My passion is to preach Christ from all of Scripture. Should you wish to listen, I invite your reflection (and comments if you wish) as to whether the words you hear bear His character. Are they, like him, “full of grace and truth”? (John 1:14)
Note: If my sermons look to have been few and far between lately, it’s because they are. Since July 2012 I’ve been in a kind of unofficial sabbatical, with only a little formal ministry engagement. During that time I’ve joined my family in worshipping in our local Anglican parish. I’ve been pleased to occupy the pulpit there, as a guest from time to time.
A practical alternative to playing or downloading individual sermons from this page is to use Apple’s iTunes to access my sermons as a podcast. Click to view my podcast in your iTunes software. From there you can play or download particular sermons, or subscribe to the podcast. You can read about podcasts in the iTunes help menu.
NB: The iTunes application must be installed on your computer in order to access my podcast. If you use a Mac (and I mean honestly, why wouldn’t you?!), you will already have it. If you have a Windows PC, it’s available as a free download from the Apple website. Click to download iTunes.
Encouragement to a bruised and wavering church: Despite earthly appearances, you serve a King and Messiah who is far above any earthly power. Take heart. Do not give up on the church; for God has not given up on the church.
Ordinary Sunday 28, Year B
Even for people who’ve truly grasped who Jesus is, human ambition for power is never far from a sinner’s heart. Jesus needed more than once to teach his followers that in his Kingdom, leadership is not power but service.
God is a renovator with a dream. His dream is to restore all that sin marred in the world of humanity and the creation. And in his loving character, dedicated to humanity, he will use people as his channels and instruments in his saving mission. The mission starts with his call to a man in spiritual darkness, named Abram (Abraham).
The world will remain stricken by sin for as long as people persist in worshipping (= trusting) themselves or anything that is not God. Only God can repair a broken world.
Everything looks perfect after the flood, until we realise that sin and death still mar life on planet Earth, and that not even righteous Noah is good enough to save the world. Noah is but one of many people of faith recorded in the Bible, whose hearts are frail. Truly, there is only one hero in the Bible. He alone, who gave himself on the Cross, is the one to trust and worship.
The account of Noah and the flood has been preserved in Scripture to tell us how very serious sin is, how extraordinary God’s grace is, and how desperately we depend on that grace – today, every day, and forever.
The further people drift from fellowship with their God, the further they drift from one another. We see this played out as the first sin in the garden leads in to the first murder, as enmity and distrust give way to jealousy. We note the beginnings of a cyclical pattern of SIN, JUDGEMENT and GRACE. God’s once perfect world of trust degrades further and yet further. But from the start, grace shines through.

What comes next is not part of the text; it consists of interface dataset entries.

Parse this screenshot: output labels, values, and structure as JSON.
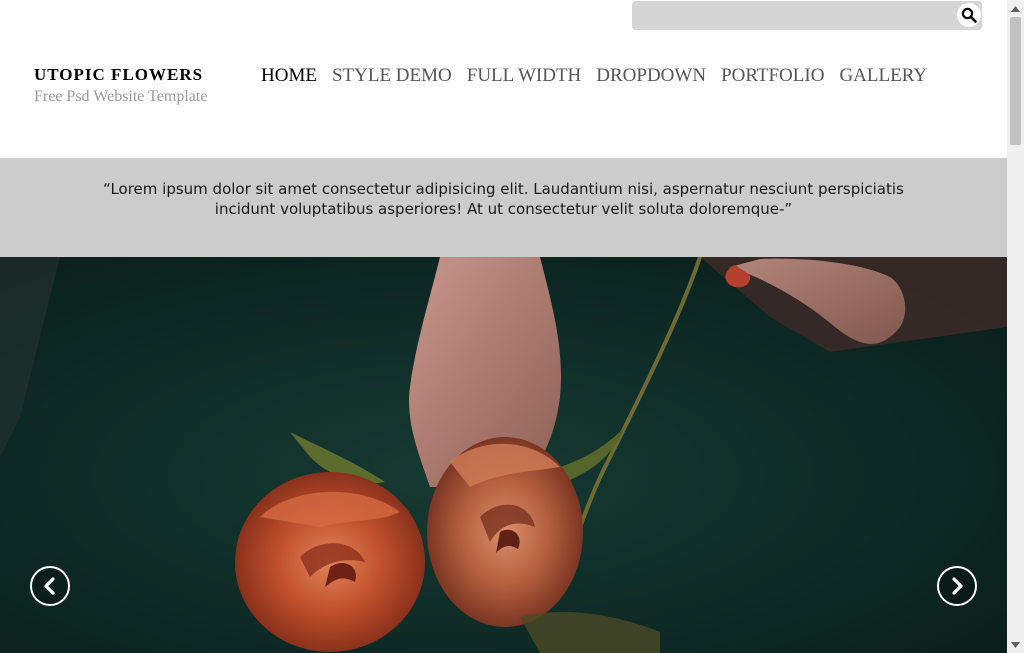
{
  "search": {
    "value": "",
    "placeholder": "",
    "icon": "search-icon"
  },
  "logo": {
    "title": "UTOPIC FLOWERS",
    "subtitle": "Free Psd Website Template"
  },
  "nav": {
    "items": [
      {
        "label": "HOME",
        "active": true
      },
      {
        "label": "STYLE DEMO",
        "active": false
      },
      {
        "label": "FULL WIDTH",
        "active": false
      },
      {
        "label": "DROPDOWN",
        "active": false
      },
      {
        "label": "PORTFOLIO",
        "active": false
      },
      {
        "label": "GALLERY",
        "active": false
      }
    ]
  },
  "quote": {
    "text": "“Lorem ipsum dolor sit amet consectetur adipisicing elit. Laudantium nisi, aspernatur nesciunt perspiciatis incidunt voluptatibus asperiores! At ut consectetur velit soluta doloremque-”"
  },
  "slider": {
    "image": "two-red-roses-held-in-hand",
    "prev_icon": "chevron-left-icon",
    "next_icon": "chevron-right-icon"
  },
  "colors": {
    "quote_band": "#cccccc",
    "search_box": "#d6d6d6",
    "nav_active": "#000000",
    "nav_inactive": "#555555",
    "subtitle": "#9a9a9a"
  }
}
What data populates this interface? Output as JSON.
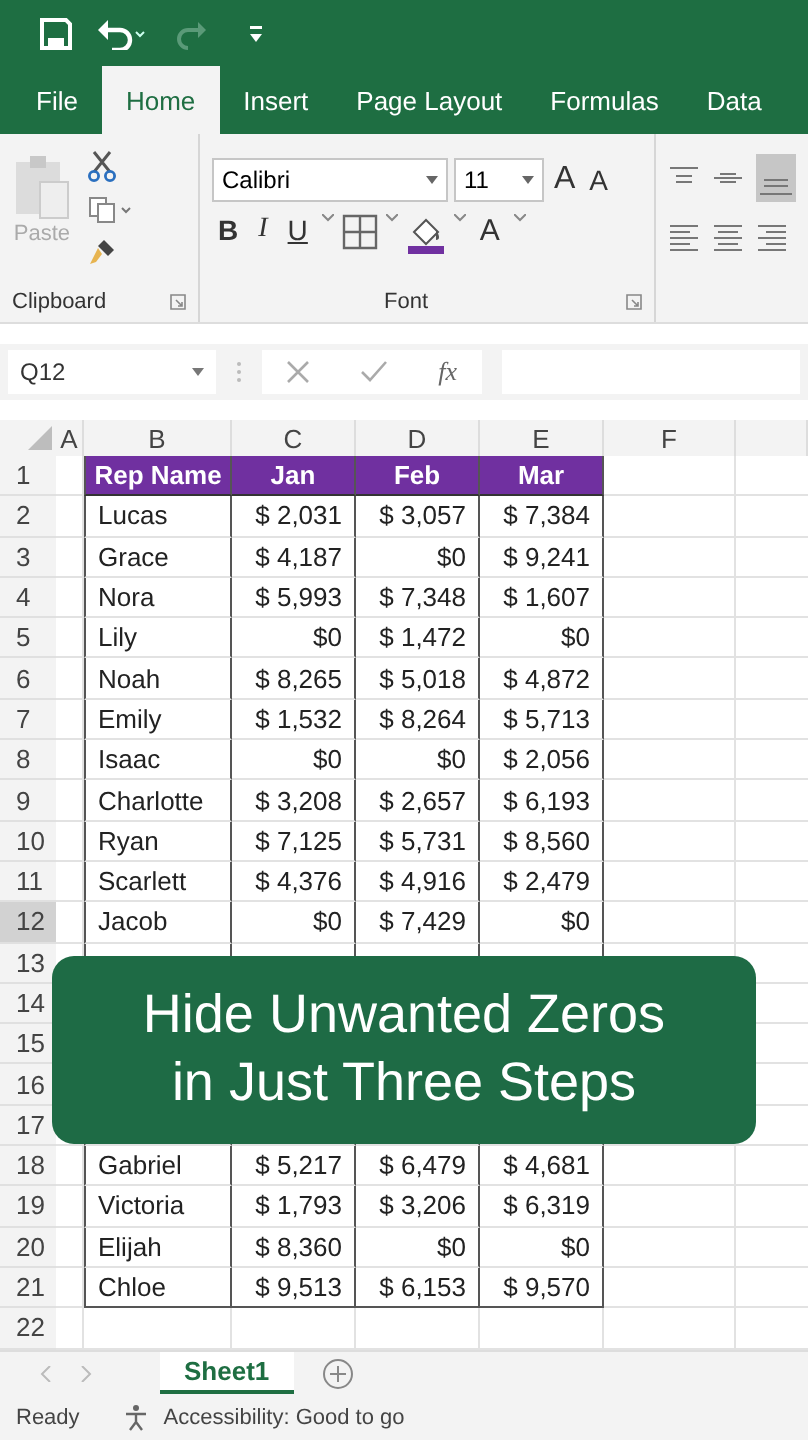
{
  "tabs": [
    {
      "label": "File",
      "selected": false
    },
    {
      "label": "Home",
      "selected": true
    },
    {
      "label": "Insert",
      "selected": false
    },
    {
      "label": "Page Layout",
      "selected": false
    },
    {
      "label": "Formulas",
      "selected": false
    },
    {
      "label": "Data",
      "selected": false
    }
  ],
  "clipboard": {
    "paste": "Paste",
    "paste_disabled": true,
    "group_label": "Clipboard"
  },
  "font": {
    "name": "Calibri",
    "size": "11",
    "grow": "A",
    "shrink": "A",
    "bold": "B",
    "italic": "I",
    "underline": "U",
    "font_color": "A",
    "group_label": "Font"
  },
  "name_box": "Q12",
  "fx": "fx",
  "columns": [
    "A",
    "B",
    "C",
    "D",
    "E",
    "F"
  ],
  "rows": [
    {
      "number": "1",
      "selected": false,
      "header": true,
      "cells": [
        "Rep Name",
        "Jan",
        "Feb",
        "Mar"
      ]
    },
    {
      "number": "2",
      "selected": false,
      "cells": [
        "Lucas",
        "$ 2,031",
        "$ 3,057",
        "$ 7,384"
      ]
    },
    {
      "number": "3",
      "selected": false,
      "cells": [
        "Grace",
        "$ 4,187",
        "$0",
        "$ 9,241"
      ]
    },
    {
      "number": "4",
      "selected": false,
      "cells": [
        "Nora",
        "$ 5,993",
        "$ 7,348",
        "$ 1,607"
      ]
    },
    {
      "number": "5",
      "selected": false,
      "cells": [
        "Lily",
        "$0",
        "$ 1,472",
        "$0"
      ]
    },
    {
      "number": "6",
      "selected": false,
      "cells": [
        "Noah",
        "$ 8,265",
        "$ 5,018",
        "$ 4,872"
      ]
    },
    {
      "number": "7",
      "selected": false,
      "cells": [
        "Emily",
        "$ 1,532",
        "$ 8,264",
        "$ 5,713"
      ]
    },
    {
      "number": "8",
      "selected": false,
      "cells": [
        "Isaac",
        "$0",
        "$0",
        "$ 2,056"
      ]
    },
    {
      "number": "9",
      "selected": false,
      "cells": [
        "Charlotte",
        "$ 3,208",
        "$ 2,657",
        "$ 6,193"
      ]
    },
    {
      "number": "10",
      "selected": false,
      "cells": [
        "Ryan",
        "$ 7,125",
        "$ 5,731",
        "$ 8,560"
      ]
    },
    {
      "number": "11",
      "selected": false,
      "cells": [
        "Scarlett",
        "$ 4,376",
        "$ 4,916",
        "$ 2,479"
      ]
    },
    {
      "number": "12",
      "selected": true,
      "cells": [
        "Jacob",
        "$0",
        "$ 7,429",
        "$0"
      ]
    },
    {
      "number": "13",
      "selected": false
    },
    {
      "number": "14",
      "selected": false
    },
    {
      "number": "15",
      "selected": false
    },
    {
      "number": "16",
      "selected": false
    },
    {
      "number": "17",
      "selected": false
    },
    {
      "number": "18",
      "selected": false,
      "cells": [
        "Gabriel",
        "$ 5,217",
        "$ 6,479",
        "$ 4,681"
      ]
    },
    {
      "number": "19",
      "selected": false,
      "cells": [
        "Victoria",
        "$ 1,793",
        "$ 3,206",
        "$ 6,319"
      ]
    },
    {
      "number": "20",
      "selected": false,
      "cells": [
        "Elijah",
        "$ 8,360",
        "$0",
        "$0"
      ]
    },
    {
      "number": "21",
      "selected": false,
      "cells": [
        "Chloe",
        "$ 9,513",
        "$ 6,153",
        "$ 9,570"
      ]
    },
    {
      "number": "22",
      "selected": false
    }
  ],
  "banner": [
    "Hide Unwanted Zeros",
    "in Just Three Steps"
  ],
  "sheet_tabs": [
    {
      "label": "Sheet1",
      "selected": true
    }
  ],
  "status": {
    "mode": "Ready",
    "accessibility": "Accessibility: Good to go"
  }
}
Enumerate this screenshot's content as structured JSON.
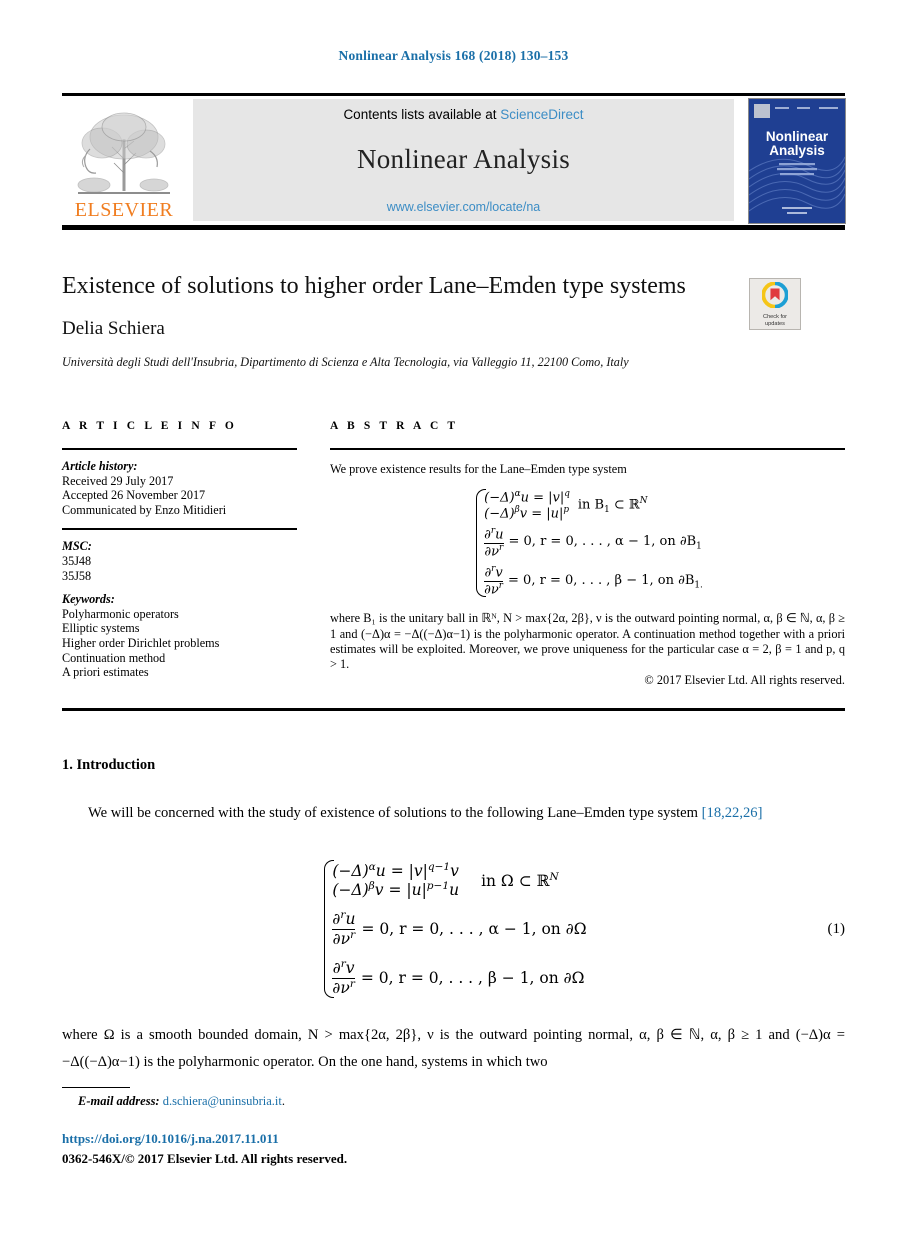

The news couldn’t be worse from planet Earth! The people God created in love have stepped out of alignment with his plans and purposes, damaging the once perfect relationship between God and humanity. The effect of this is that the once perfect relationships between humans and one another and between humans and the created world, are also damaged. But even so, God has already mounted a rescue mission …
The particular and unique relationship of marriage serves the grander purpose of imaging the sense of companionship and belonging in relationship for which God uniquely created human beings.
There’s no middle ground in assessing someone who makes the kinds of claims Jesus makes. He can only be either God incarnate or a total lunatic. Every person must decide which he is for themselves, with eternal consequences. For he makes eternal claims about himself. He claims that people who obey his words escape death. Then he claims that Abraham, the father of the faithful who lived thousands of years earlier, longed for and welcomed Jesus’ coming. Then to top it off, he claims to be far more significant than Abraham – being eternal. Christians are people who weigh his claims and declare him the Son of God and key to life. What will you make of Jesus?